This post is part of the Between Bites China travel series.
Compared to the mainland, Hong Kong is strikingly civilized. You won’t find squat toilets, people spitting in the streets, or restaurants filled with cigarette smoke. There are a lot of people everywhere pretty much all the time. Under normal circumstances, massive crowds can make me fantasize roller derby-style rage. But here, if I was bumped the offending person would say “Mm ho yee see” and look truly repentant. No one wants to push, but the reality is it’s just a cluster.
Eating, shopping, and existing among the throngs is at the same time crazy and systematic. Sprawling interconnected shopping malls dominate, where the floors are polished meticulously and continuously. Many excellent restaurants, sleek and modern, are housed here with long waits managed by elaborate numbering systems. Mall-dining isn’t exactly desirable in the states, but apparently there are just not many other places to put them in Hong Kong.
I grew hungry for a grittier experience — straight up cooking that is about nothing but serving up damn good food.
I walked through mall after mall connected by hallways and footbridges on my quest.
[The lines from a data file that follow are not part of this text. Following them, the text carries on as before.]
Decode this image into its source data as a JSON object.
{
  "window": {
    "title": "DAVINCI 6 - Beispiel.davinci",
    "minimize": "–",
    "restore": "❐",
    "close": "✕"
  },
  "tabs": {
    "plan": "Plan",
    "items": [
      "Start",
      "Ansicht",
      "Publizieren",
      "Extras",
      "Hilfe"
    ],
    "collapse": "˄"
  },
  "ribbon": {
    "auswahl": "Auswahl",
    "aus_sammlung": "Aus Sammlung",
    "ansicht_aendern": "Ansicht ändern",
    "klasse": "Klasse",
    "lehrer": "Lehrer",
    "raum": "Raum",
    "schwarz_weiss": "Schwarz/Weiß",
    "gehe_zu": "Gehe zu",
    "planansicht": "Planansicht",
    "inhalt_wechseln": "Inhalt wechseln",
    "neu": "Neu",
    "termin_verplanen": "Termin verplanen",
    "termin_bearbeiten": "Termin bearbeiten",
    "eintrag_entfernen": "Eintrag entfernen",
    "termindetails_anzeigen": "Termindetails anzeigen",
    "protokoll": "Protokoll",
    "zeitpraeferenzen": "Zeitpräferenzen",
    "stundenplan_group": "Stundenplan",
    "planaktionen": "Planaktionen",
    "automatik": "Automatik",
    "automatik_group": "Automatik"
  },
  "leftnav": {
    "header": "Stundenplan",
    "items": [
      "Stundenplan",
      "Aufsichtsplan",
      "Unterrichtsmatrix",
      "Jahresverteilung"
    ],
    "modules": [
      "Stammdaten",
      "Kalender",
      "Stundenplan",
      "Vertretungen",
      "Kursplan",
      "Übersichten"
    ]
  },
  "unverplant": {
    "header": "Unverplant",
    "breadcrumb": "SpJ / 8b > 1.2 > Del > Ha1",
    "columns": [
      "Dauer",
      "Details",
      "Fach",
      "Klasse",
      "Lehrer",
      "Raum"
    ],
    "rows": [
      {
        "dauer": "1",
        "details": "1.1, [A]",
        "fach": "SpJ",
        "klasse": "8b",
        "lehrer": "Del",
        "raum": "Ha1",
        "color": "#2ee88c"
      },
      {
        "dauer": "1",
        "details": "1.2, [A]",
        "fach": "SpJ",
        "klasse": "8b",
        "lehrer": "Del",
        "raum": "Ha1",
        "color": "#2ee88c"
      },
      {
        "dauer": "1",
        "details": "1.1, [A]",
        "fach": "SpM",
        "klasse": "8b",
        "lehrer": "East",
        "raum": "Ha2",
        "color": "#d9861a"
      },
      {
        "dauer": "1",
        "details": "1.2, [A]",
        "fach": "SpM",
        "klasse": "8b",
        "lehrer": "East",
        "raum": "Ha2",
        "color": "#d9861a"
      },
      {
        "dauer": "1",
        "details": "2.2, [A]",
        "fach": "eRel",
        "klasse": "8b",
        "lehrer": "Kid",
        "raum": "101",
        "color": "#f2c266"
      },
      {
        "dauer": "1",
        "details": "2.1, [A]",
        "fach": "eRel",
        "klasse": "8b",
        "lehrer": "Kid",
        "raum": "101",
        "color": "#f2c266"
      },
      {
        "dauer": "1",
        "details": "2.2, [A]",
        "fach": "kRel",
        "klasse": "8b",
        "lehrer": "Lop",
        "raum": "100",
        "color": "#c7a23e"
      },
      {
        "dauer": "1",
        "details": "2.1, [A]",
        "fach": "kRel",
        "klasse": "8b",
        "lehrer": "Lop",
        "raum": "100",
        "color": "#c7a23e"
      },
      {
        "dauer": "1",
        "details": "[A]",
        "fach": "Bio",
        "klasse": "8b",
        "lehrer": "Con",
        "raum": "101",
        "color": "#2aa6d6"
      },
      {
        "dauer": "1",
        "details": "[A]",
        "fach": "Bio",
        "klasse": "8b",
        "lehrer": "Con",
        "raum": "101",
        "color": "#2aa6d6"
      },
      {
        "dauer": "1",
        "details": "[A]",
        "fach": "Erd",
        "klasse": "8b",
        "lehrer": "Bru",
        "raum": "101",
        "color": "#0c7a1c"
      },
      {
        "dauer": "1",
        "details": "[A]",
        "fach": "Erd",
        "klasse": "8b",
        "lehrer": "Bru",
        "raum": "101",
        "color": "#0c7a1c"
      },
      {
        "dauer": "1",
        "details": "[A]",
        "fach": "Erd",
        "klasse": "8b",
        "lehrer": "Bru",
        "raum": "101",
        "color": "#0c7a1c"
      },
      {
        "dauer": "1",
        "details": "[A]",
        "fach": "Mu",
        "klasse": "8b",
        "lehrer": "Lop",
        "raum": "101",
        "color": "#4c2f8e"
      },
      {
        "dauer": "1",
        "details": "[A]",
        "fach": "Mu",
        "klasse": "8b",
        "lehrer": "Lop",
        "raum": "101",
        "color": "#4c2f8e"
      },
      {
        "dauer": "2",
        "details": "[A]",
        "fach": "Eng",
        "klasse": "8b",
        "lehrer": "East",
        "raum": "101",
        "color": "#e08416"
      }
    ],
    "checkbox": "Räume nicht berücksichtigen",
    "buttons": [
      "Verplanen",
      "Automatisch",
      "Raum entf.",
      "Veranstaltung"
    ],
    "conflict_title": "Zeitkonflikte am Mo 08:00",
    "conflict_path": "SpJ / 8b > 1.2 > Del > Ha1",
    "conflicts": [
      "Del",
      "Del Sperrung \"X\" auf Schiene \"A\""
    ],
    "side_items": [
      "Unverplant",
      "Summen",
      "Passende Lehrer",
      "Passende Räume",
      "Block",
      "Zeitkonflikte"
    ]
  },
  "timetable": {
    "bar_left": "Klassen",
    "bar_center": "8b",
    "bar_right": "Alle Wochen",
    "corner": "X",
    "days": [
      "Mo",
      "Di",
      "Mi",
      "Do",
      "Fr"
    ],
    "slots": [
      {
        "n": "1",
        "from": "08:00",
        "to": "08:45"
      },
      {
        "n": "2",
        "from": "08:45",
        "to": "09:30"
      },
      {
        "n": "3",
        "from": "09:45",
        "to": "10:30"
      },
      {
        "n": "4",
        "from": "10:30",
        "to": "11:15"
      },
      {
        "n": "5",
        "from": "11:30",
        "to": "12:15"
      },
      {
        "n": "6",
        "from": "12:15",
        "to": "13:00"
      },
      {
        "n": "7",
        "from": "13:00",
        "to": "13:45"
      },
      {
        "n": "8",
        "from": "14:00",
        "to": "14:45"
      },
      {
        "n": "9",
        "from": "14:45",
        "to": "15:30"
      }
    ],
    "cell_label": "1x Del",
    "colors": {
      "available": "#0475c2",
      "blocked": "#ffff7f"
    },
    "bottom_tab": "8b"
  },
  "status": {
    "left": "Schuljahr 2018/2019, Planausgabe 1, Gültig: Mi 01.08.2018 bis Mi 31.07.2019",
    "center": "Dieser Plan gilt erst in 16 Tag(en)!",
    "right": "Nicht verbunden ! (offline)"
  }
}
Eventually the crowds thinned out and the stores became high-rise apartment dwellings. After winding through one last mall and out to a kind of parking lot area, there it was.
If you could imagine the loudest most crowded and raucous place to eat, the “Cooked Food Stalls” would be it — definitely not suitable without a Chinese-speaker, and not for the prissy or timid. This of course made it all the more appealing!
At the cooked food stalls in Sha Tin’s Wo Che Estate Market there are a few different “restaurants” to choose from. Each occupies a separated area of the sprawling concrete outdoor patio covered with corrugated steel. Our party headed straight for Chan Kun Kee (陳根記), which I’m told is the most famous and best here (it’s certainly the most packed).
There is a constant stream of people coming in and out through a field of packed round tables. Pushing our way upstream, we are soon engulfed by the roar of the dining hall. A few empty stools catch our eye, and we pounce to snatch the half table.
After lots of yelling, dramatic gesturing, and the eventual realization that only the servers in light green polo shirts bring drinks, we wrangle some cold beers. A few healthy swigs help us relax into the chaos. Servers snake through in a Zen-like state, swinging overflowing trays, as customers holler requests in surround sound.
Crisp pancakes with extra crunchy browned bits studding the outside are set down. Each bite is packed with juicy oysters and smacks of briny dipping sauce.
Shredded chicken and crunchy jellyfish flecked with tiny fish eggs are tossed in an intense horseradish sauce that shoots straight up my sinuses.
Sweet and tender whole pompano has a savory black bean sauce and lots of ginger and scallions.
Chow mien with chili sauce was simple but totally addictive.
Here, there are no reservations or packaged antibacterial wipes. Food will arrive as it’s ready, and you can keep on ordering food and drink ad hoc, provided you can flag down a server. Be prepared to wave your arms and holler several times.
The place is pulsing with energy and the food scrumptious and satisfying. From tailored shirts to undershirts, grandparents to kindergarteners, all are happy to just roll up their sleeves, throw back a cold one, and chow down. A must-try.
Chan Kun Kee 陳根記
No.3-5, Wo Che Estate Market Sha Tin
There are many other cooked food stalls or centers all over Hong Kong. Here is a list of 10 others from HK Magazine.